At the end of 2017, we posted a topic regarding the rules of #costuming & #cosplay. Beyond those rules (that are based on actual laws, venue rules, etc.), some #cosplays are inappropriate and unacceptable because of cultural standards. While some jurisdictions and venues prohibit these types of cosplays & practices listed below, not all do; but that doesn’t mean that they are any less inappropriate & unacceptable.
The reasons why certain types of cosplays & practices are inappropriate & unacceptable will become clear as you read the examples below.
For anyone unfamiliar with this term, blackface refers to the practice of non-black individuals (usually performers) putting on dark makeup in order to appear black. Dating back to the 18th century, blackface was used by white performers to create demeaning, stereotypical caricatures of blacks for minstrel shows. The practice continued until the Civil Rights Movement of the 1960’s in the United States, but continued elsewhere for several years or decades longer, such as the U.K., where it continued until 1978. Some occurrences continue to this day in some counties.
Blackface is widely regarded as being completely inappropriate & unacceptable due to its demeaning & racist portrayal of African Americans. Movies and cartoons that were filmed with blackface scenes are no longer broadcasted in the United States, even by cable-only TV channels.
Any cosplayer that decides to apply dark makeup in order to appear to have darker skin than they actually do may be accused of being racist even if there was no racism intended by the cosplayer. We therefore highly recommend that no cosplayer use any form of blackface.
Cultural appropriation can be defined as the appropriation of elements of an oppressed culture by a people who have historically oppressed those they are taking the elements from and who lack the cultural context to properly understand, respect, or utilize those elements. Thus, it is not a a mutual cultural exchange that has occurred in an equal manner, nor was any permission granted by the oppressed culture.

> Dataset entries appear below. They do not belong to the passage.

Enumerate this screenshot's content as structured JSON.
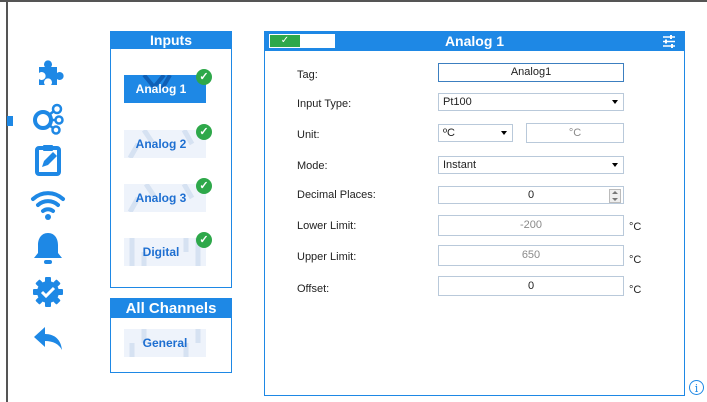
{
  "colors": {
    "accent": "#1e88e5",
    "success": "#2ea84a"
  },
  "rail": {
    "icons": [
      "puzzle-icon",
      "inputs-network-icon",
      "clipboard-edit-icon",
      "wifi-icon",
      "bell-icon",
      "gear-check-icon",
      "back-arrow-icon"
    ]
  },
  "inputs_panel": {
    "title": "Inputs",
    "items": [
      {
        "label": "Analog 1",
        "active": true
      },
      {
        "label": "Analog 2",
        "active": false
      },
      {
        "label": "Analog 3",
        "active": false
      },
      {
        "label": "Digital",
        "active": false
      }
    ],
    "check_glyph": "✓"
  },
  "channels_panel": {
    "title": "All Channels",
    "items": [
      {
        "label": "General"
      }
    ]
  },
  "detail": {
    "title": "Analog 1",
    "toggle_glyph": "✓",
    "fields": {
      "tag": {
        "label": "Tag:",
        "value": "Analog1"
      },
      "input_type": {
        "label": "Input Type:",
        "value": "Pt100"
      },
      "unit": {
        "label": "Unit:",
        "value": "ºC",
        "display": "°C"
      },
      "mode": {
        "label": "Mode:",
        "value": "Instant"
      },
      "decimal_places": {
        "label": "Decimal Places:",
        "value": "0"
      },
      "lower_limit": {
        "label": "Lower Limit:",
        "value": "-200",
        "suffix": "°C"
      },
      "upper_limit": {
        "label": "Upper Limit:",
        "value": "650",
        "suffix": "°C"
      },
      "offset": {
        "label": "Offset:",
        "value": "0",
        "suffix": "°C"
      }
    }
  },
  "info_glyph": "i"
}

Within the context of costumes, the wearing of anything that represents a cultural or racial stereotype should be avoided. Anyone wearing a costume that is deemed blatantly racist & stereotypical may be called out as being worn in poor taste or the wearer may be accused of being racist. Examples would include the following:
- Traditional Native American dress.
- Mexican sombreros and ponchos.
- Jamaican dreadlocks.
- Japanese geisha or samurai.
- Dressing as a homeless person.
An example that was posted to Twitter in 2015:
Nazi Symbols & Uniforms
Nazism began as a 20th century political party in Germany before the outbreak of World War II. It’s leader, Adolf Hitler, adopted a symbol (called the swastica) originally used for peace in Buddhism and reversed its direction to represent the Nazi Party and its extreme racism and antisemitism. Under Hitler and the Nazi Party, Germany started World War II in 1939 by invading neighboring Poland, which then escalated to consume nearly all of Europe and parts of North Africa in war. But, even before the war started, German Jews and others that the Nazis didn’t like (including homosexuals, communists, people with disabilities, etc.) were systematically rounded up and sent to concentration camps where Nazis began to murder them in large gas chambers that were disguised as showers. By the time Nazis were defeated in World War II, they had murdered at least 12,000,000 people in the concentration camps. Of those 12,000,000, half were Jews.
Long after the end of World War II and the Nazi Party in Germany in 1945, white nationalists in the United States and elsewhere have adopted Nazi symbols and continue to spread similar racist, homophobic and antisemitic hatred. Thus, anything associated with the Nazis, including its symbols and uniforms, is highly inappropriate and unacceptable. In fact, some conventions have banned the wearing of any Nazi symbols on cosplays.
Unfortunately, there are some who do actually wear Nazi symbols and uniforms to comic, anime & even furry conventions. In fact, one such incident just occurred this weekend in Houston at Anime Matsuri, an anime convention.
- What Are the Rules of Costuming & Cosplay?
- Twitter blackface example.
- Cultural Appropriation
- Cultural appropriation posted on Twitter
- Is it OK for a white kid to dress up as Moana for Halloween? And other cultural appropriation questions
- Whatever you do, avoid these 9 Halloween costumes